* [RECORDS FOR THIS TASK]:
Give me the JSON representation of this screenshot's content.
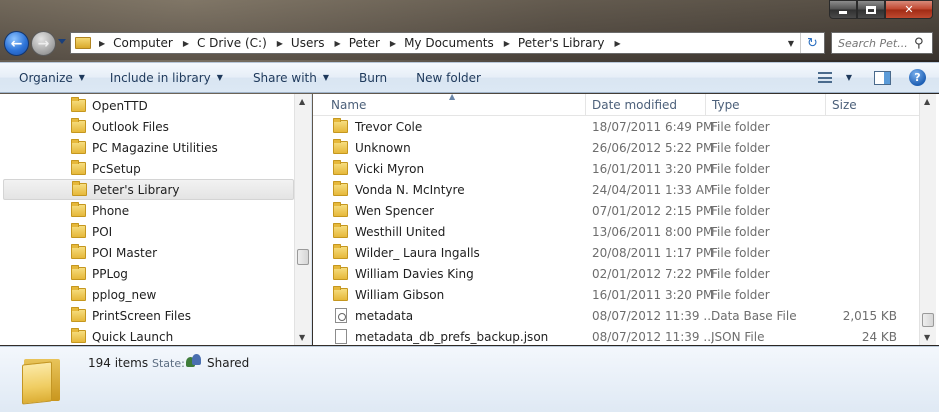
{
  "window": {
    "caption_buttons": {
      "minimize": "minimize",
      "maximize": "maximize",
      "close": "✕"
    }
  },
  "address": {
    "breadcrumbs": [
      "Computer",
      "C Drive (C:)",
      "Users",
      "Peter",
      "My Documents",
      "Peter's Library"
    ]
  },
  "search": {
    "placeholder": "Search Pet..."
  },
  "toolbar": {
    "organize": "Organize",
    "include_in_library": "Include in library",
    "share_with": "Share with",
    "burn": "Burn",
    "new_folder": "New folder"
  },
  "nav_tree": {
    "items": [
      {
        "label": "OpenTTD",
        "selected": false
      },
      {
        "label": "Outlook Files",
        "selected": false
      },
      {
        "label": "PC Magazine Utilities",
        "selected": false
      },
      {
        "label": "PcSetup",
        "selected": false
      },
      {
        "label": "Peter's Library",
        "selected": true
      },
      {
        "label": "Phone",
        "selected": false
      },
      {
        "label": "POI",
        "selected": false
      },
      {
        "label": "POI Master",
        "selected": false
      },
      {
        "label": "PPLog",
        "selected": false
      },
      {
        "label": "pplog_new",
        "selected": false
      },
      {
        "label": "PrintScreen Files",
        "selected": false
      },
      {
        "label": "Quick Launch",
        "selected": false
      }
    ]
  },
  "file_list": {
    "columns": {
      "name": "Name",
      "date_modified": "Date modified",
      "type": "Type",
      "size": "Size"
    },
    "rows": [
      {
        "name": "Trevor Cole",
        "date": "18/07/2011 6:49 PM",
        "type": "File folder",
        "size": "",
        "icon": "folder-icon"
      },
      {
        "name": "Unknown",
        "date": "26/06/2012 5:22 PM",
        "type": "File folder",
        "size": "",
        "icon": "folder-icon"
      },
      {
        "name": "Vicki Myron",
        "date": "16/01/2011 3:20 PM",
        "type": "File folder",
        "size": "",
        "icon": "folder-icon"
      },
      {
        "name": "Vonda N. McIntyre",
        "date": "24/04/2011 1:33 AM",
        "type": "File folder",
        "size": "",
        "icon": "folder-icon"
      },
      {
        "name": "Wen Spencer",
        "date": "07/01/2012 2:15 PM",
        "type": "File folder",
        "size": "",
        "icon": "folder-icon"
      },
      {
        "name": "Westhill United",
        "date": "13/06/2011 8:00 PM",
        "type": "File folder",
        "size": "",
        "icon": "folder-icon"
      },
      {
        "name": "Wilder_ Laura Ingalls",
        "date": "20/08/2011 1:17 PM",
        "type": "File folder",
        "size": "",
        "icon": "folder-icon"
      },
      {
        "name": "William Davies King",
        "date": "02/01/2012 7:22 PM",
        "type": "File folder",
        "size": "",
        "icon": "folder-icon"
      },
      {
        "name": "William Gibson",
        "date": "16/01/2011 3:20 PM",
        "type": "File folder",
        "size": "",
        "icon": "folder-icon"
      },
      {
        "name": "metadata",
        "date": "08/07/2012 11:39 ...",
        "type": "Data Base File",
        "size": "2,015 KB",
        "icon": "database-file-icon"
      },
      {
        "name": "metadata_db_prefs_backup.json",
        "date": "08/07/2012 11:39 ...",
        "type": "JSON File",
        "size": "24 KB",
        "icon": "file-icon"
      }
    ]
  },
  "details": {
    "item_count": "194 items",
    "state_label": "State:",
    "state_value": "Shared"
  }
}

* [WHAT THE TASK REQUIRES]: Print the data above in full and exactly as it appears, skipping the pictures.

* [YOUR RESPONSE]:
Give me the JSON representation of this screenshot's content.
{
  "window": {
    "caption_buttons": {
      "minimize": "minimize",
      "maximize": "maximize",
      "close": "✕"
    }
  },
  "address": {
    "breadcrumbs": [
      "Computer",
      "C Drive (C:)",
      "Users",
      "Peter",
      "My Documents",
      "Peter's Library"
    ]
  },
  "search": {
    "placeholder": "Search Pet..."
  },
  "toolbar": {
    "organize": "Organize",
    "include_in_library": "Include in library",
    "share_with": "Share with",
    "burn": "Burn",
    "new_folder": "New folder"
  },
  "nav_tree": {
    "items": [
      {
        "label": "OpenTTD",
        "selected": false
      },
      {
        "label": "Outlook Files",
        "selected": false
      },
      {
        "label": "PC Magazine Utilities",
        "selected": false
      },
      {
        "label": "PcSetup",
        "selected": false
      },
      {
        "label": "Peter's Library",
        "selected": true
      },
      {
        "label": "Phone",
        "selected": false
      },
      {
        "label": "POI",
        "selected": false
      },
      {
        "label": "POI Master",
        "selected": false
      },
      {
        "label": "PPLog",
        "selected": false
      },
      {
        "label": "pplog_new",
        "selected": false
      },
      {
        "label": "PrintScreen Files",
        "selected": false
      },
      {
        "label": "Quick Launch",
        "selected": false
      }
    ]
  },
  "file_list": {
    "columns": {
      "name": "Name",
      "date_modified": "Date modified",
      "type": "Type",
      "size": "Size"
    },
    "rows": [
      {
        "name": "Trevor Cole",
        "date": "18/07/2011 6:49 PM",
        "type": "File folder",
        "size": "",
        "icon": "folder-icon"
      },
      {
        "name": "Unknown",
        "date": "26/06/2012 5:22 PM",
        "type": "File folder",
        "size": "",
        "icon": "folder-icon"
      },
      {
        "name": "Vicki Myron",
        "date": "16/01/2011 3:20 PM",
        "type": "File folder",
        "size": "",
        "icon": "folder-icon"
      },
      {
        "name": "Vonda N. McIntyre",
        "date": "24/04/2011 1:33 AM",
        "type": "File folder",
        "size": "",
        "icon": "folder-icon"
      },
      {
        "name": "Wen Spencer",
        "date": "07/01/2012 2:15 PM",
        "type": "File folder",
        "size": "",
        "icon": "folder-icon"
      },
      {
        "name": "Westhill United",
        "date": "13/06/2011 8:00 PM",
        "type": "File folder",
        "size": "",
        "icon": "folder-icon"
      },
      {
        "name": "Wilder_ Laura Ingalls",
        "date": "20/08/2011 1:17 PM",
        "type": "File folder",
        "size": "",
        "icon": "folder-icon"
      },
      {
        "name": "William Davies King",
        "date": "02/01/2012 7:22 PM",
        "type": "File folder",
        "size": "",
        "icon": "folder-icon"
      },
      {
        "name": "William Gibson",
        "date": "16/01/2011 3:20 PM",
        "type": "File folder",
        "size": "",
        "icon": "folder-icon"
      },
      {
        "name": "metadata",
        "date": "08/07/2012 11:39 ...",
        "type": "Data Base File",
        "size": "2,015 KB",
        "icon": "database-file-icon"
      },
      {
        "name": "metadata_db_prefs_backup.json",
        "date": "08/07/2012 11:39 ...",
        "type": "JSON File",
        "size": "24 KB",
        "icon": "file-icon"
      }
    ]
  },
  "details": {
    "item_count": "194 items",
    "state_label": "State:",
    "state_value": "Shared"
  }
}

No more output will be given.